The Pros and Cons of Renting vs. Buying a House
How do you know it’s time to buy a house vs. rent? It’s an age-old question that we hear over and over again in the real estate industry. But here’s the deal — it’s not a one size fits all approach, and we wouldn’t give everyone the same advice. However, there are a few common things to consider before leaving the rental market to purchase your own property. Below, our team breaks down how to know it’s time as well as the pros and cons to both buying and renting a house.
Timeline to Make it Worth Buying
First of all, double check your time frame. One of the first major things to consider before buying is the length of time you’ll spend in the house as well as what you have in your savings account. We pulled together a quick checklist to determine if it is the right time and you’re able to buy.
- You plan to stay in the home for at least three years.
- You are out of debt, or at least in little debt.
- You have at least 3% of the home price to put as a down payment on the home.
- You have enough saved for closing costs on top of the down payment. Closing costs typically fall between 2-5% of the home cost.
Did you make it past the checklist? That may signal you’re in a solid position to buy, but there’s more to consider.
The Pros to Buying a Home
There are several benefits to buying a home, but maybe the most important is the long term advantage. Not only can you make money off of your home in the long run thanks to appreciation, but you build equity with each mortgage payment. The longer you stay in the home, the more equity you have. Now, compare that to renting. You might pay a couple-hundred-dollar cheaper rent, but you don’t build equity with those payments. Instead of investing money into a potential sale, you’re helping your landlord do the exact same thing.
The next major benefit to owning a home is Uncle Sam’s tax breaks. Thankfully, the tax code is set up to favor homeowners in comparison to renters. Here are a few of the major tax advantages to reap as a homeowner:
The Cons to Owning a Home
If the pros to owning a home convinced you, take a step back, because there are some cons to consider. With renting, you call your landlord everytime something goes wrong. It’s a simple fix when you aren’t the one footing the bill. However, when you are the homeowner, you’re responsible for any breakdown from a water leak to pest control, renovations, electrical issues and more. In addition, there are more taxes and expenses that come with the purchase of a home. Potentially, there are HOA fees and more utility bills including water and sewage, which renters don’t always pay.
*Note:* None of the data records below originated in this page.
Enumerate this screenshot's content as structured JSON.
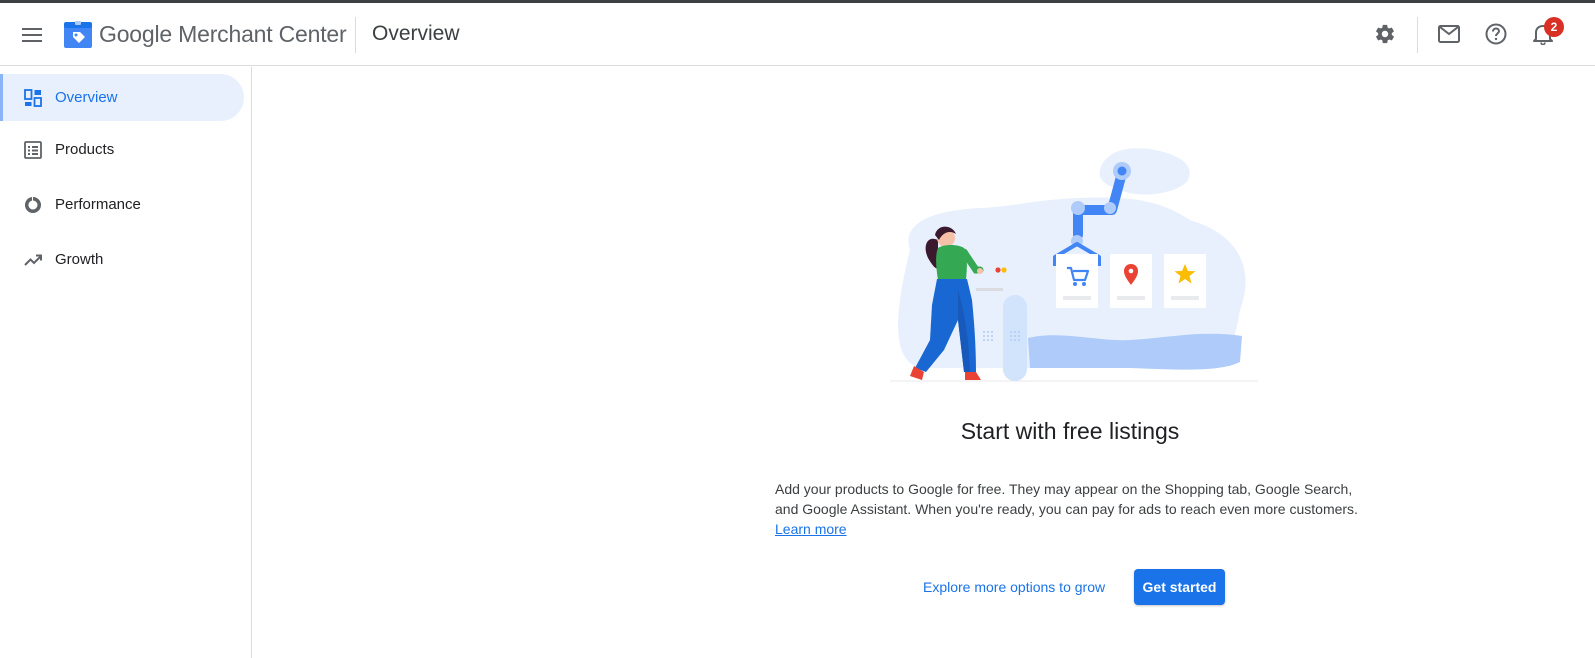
{
  "app": {
    "brand_google": "Google",
    "brand_product": "Merchant Center",
    "page_title": "Overview",
    "notification_count": "2"
  },
  "header_icons": [
    "menu-icon",
    "settings-gear-icon",
    "mail-icon",
    "help-icon",
    "notifications-bell-icon"
  ],
  "sidebar": {
    "items": [
      {
        "label": "Overview",
        "icon": "dashboard-icon",
        "active": true
      },
      {
        "label": "Products",
        "icon": "list-icon",
        "active": false
      },
      {
        "label": "Performance",
        "icon": "donut-chart-icon",
        "active": false
      },
      {
        "label": "Growth",
        "icon": "trending-up-icon",
        "active": false
      }
    ]
  },
  "main": {
    "headline": "Start with free listings",
    "description": "Add your products to Google for free. They may appear on the Shopping tab, Google Search, and Google Assistant. When you're ready, you can pay for ads to reach even more customers.",
    "learn_more": "Learn more",
    "explore_label": "Explore more options to grow",
    "get_started_label": "Get started"
  },
  "colors": {
    "accent": "#1a73e8",
    "active_nav_bg": "#e8f0fe",
    "badge": "#d93025"
  }
}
In fact, these are what some call “hidden costs” to owning your own home.
These additional taxes and costs shouldn’t scare you out of buying a home. However, it’s crucial that you take these extra costs into account to avoid putting yourself in a financially risky situation.
The Pros to Renting a Home
It makes zero sense to buy a home if you relocate often. Thankfully, renting allows you to relocate without the additional stress of having to sell your home first. Plus, consider that three year threshold in the checklist above. If you only plan to stay in the home for one or two years, there's a chance you could lose money because of a lack of equity. In that case, it makes the most sense to rent.
A major pro to renting a home is the access to your landlord or property management company. Notice an ant infestation? Call the landlord. Catch a water leak in the downstairs toilet? Call the landlord. See where we’re going with this? As the renter, you aren’t responsible for any maintenance fees, which ends up being a major reason why many continue to rent. If paying your rent is challenging enough financially, these extra costs of homeownership will add up.
The Cons to Renting a Home
The most noticeable con of renting a home is the lack of equity. Basically, you’re gifting $30,000+ to your landlord each year — ouch! When you put it like that, it becomes increasingly attractive to invest in your own home.
Rent prices can also fluctuate depending on your lease agreement. It’s not uncommon for a landlord to increase rent prices, so needless to say, it can happen. And depending on the size of that increase, it could price you out of your home. Lastly, there is no freedom to make any sort of renovation to your rented home. Some landlords are so strict that even a new paint color is a flat out no. If renovating or redecorating is important to you, renting could prove difficult.
So, is it better to buy or rent? There are plenty of pros and cons of buying vs. renting a home, and it’s important to consider each of them before pulling the trigger on a purchase.